::: The data

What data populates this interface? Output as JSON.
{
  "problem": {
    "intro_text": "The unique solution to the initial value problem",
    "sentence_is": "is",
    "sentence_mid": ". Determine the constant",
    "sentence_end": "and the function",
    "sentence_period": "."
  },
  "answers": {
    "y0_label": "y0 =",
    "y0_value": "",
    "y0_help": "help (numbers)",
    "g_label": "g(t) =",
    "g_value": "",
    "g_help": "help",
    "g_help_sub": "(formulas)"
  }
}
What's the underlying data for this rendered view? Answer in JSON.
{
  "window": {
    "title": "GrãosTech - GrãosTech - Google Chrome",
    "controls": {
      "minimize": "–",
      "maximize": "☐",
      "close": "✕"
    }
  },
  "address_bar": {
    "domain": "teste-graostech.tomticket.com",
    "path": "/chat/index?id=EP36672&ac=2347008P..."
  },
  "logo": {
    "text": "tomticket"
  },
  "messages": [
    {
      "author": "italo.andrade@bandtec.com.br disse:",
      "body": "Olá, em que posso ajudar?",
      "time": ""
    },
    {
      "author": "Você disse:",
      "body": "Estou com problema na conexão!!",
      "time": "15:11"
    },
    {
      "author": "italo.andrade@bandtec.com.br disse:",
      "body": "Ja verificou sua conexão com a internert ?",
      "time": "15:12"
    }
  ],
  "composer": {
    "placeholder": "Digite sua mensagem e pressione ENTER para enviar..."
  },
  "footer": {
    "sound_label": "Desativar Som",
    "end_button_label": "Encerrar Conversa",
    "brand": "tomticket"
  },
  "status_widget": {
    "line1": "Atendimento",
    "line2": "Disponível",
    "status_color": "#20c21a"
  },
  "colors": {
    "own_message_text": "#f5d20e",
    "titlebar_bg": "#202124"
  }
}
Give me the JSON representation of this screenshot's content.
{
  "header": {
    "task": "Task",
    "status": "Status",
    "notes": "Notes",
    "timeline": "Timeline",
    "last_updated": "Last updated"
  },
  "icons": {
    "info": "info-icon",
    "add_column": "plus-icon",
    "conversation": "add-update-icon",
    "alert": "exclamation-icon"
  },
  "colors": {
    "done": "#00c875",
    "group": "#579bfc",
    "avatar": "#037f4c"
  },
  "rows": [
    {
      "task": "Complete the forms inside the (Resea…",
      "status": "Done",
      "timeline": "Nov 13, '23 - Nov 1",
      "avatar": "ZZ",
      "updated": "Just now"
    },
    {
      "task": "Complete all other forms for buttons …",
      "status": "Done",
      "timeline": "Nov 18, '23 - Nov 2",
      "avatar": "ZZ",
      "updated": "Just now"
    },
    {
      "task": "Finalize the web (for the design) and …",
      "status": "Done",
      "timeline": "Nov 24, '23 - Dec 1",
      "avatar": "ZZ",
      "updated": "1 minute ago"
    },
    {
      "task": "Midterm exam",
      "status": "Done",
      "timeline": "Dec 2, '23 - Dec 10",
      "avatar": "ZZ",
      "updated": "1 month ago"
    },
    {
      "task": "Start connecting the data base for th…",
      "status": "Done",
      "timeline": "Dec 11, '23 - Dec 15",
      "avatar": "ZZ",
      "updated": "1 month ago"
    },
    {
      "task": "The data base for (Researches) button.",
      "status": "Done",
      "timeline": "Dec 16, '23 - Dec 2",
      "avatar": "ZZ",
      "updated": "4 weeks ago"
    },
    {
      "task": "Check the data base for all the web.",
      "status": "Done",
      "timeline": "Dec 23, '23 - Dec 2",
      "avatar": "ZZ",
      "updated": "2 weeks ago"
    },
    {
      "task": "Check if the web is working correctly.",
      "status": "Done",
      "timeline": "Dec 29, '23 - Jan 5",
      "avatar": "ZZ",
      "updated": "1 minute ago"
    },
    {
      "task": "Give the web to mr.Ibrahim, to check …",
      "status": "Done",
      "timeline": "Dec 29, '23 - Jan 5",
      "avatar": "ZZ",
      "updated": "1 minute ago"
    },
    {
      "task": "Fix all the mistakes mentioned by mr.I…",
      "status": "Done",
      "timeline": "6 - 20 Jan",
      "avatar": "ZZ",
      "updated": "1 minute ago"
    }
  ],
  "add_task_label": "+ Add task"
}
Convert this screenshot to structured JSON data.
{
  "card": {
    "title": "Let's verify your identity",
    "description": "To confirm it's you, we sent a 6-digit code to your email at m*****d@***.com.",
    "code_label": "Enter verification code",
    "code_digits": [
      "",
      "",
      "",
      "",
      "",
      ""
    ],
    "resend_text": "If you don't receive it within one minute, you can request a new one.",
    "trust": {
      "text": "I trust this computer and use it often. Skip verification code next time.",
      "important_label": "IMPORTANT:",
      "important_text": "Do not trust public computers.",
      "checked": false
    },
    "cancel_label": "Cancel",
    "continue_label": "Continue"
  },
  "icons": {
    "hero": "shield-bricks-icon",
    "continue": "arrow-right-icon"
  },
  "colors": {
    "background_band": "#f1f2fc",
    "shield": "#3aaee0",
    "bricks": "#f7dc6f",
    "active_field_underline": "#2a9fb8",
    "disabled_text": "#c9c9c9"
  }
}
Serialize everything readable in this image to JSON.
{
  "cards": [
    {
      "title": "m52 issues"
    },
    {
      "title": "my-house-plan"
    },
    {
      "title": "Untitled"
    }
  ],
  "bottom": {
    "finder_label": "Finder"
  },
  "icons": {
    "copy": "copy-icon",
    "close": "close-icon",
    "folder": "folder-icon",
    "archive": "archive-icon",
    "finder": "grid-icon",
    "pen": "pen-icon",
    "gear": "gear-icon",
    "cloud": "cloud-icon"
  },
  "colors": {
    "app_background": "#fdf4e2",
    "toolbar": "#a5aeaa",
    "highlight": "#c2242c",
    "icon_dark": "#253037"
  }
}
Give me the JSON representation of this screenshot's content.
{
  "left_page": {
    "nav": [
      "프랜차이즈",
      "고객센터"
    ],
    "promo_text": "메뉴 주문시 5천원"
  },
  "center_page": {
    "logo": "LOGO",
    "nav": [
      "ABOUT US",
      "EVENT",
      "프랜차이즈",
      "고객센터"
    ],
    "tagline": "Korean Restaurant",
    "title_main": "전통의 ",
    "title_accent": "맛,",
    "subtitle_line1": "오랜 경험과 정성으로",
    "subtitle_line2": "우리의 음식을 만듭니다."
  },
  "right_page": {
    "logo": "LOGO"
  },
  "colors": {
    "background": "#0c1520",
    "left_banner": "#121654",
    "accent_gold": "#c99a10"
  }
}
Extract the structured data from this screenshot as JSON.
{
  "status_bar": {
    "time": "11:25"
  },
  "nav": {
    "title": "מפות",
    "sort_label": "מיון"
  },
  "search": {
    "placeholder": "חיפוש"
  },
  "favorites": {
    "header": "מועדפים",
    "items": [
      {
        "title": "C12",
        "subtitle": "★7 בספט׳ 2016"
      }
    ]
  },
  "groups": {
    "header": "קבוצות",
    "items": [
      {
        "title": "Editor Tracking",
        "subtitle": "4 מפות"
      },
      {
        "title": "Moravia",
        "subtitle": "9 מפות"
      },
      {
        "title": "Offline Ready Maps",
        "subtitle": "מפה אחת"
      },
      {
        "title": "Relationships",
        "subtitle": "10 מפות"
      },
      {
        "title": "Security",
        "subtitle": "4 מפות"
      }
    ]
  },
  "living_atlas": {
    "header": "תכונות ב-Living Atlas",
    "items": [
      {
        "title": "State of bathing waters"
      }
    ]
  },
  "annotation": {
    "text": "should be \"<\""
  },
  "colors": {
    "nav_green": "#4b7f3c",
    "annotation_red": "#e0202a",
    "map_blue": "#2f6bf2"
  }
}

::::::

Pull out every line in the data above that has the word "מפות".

• [Output below]
    "title": "מפות",
        "subtitle": "4 מפות"
        "subtitle": "9 מפות"
        "subtitle": "10 מפות"
        "subtitle": "4 מפות"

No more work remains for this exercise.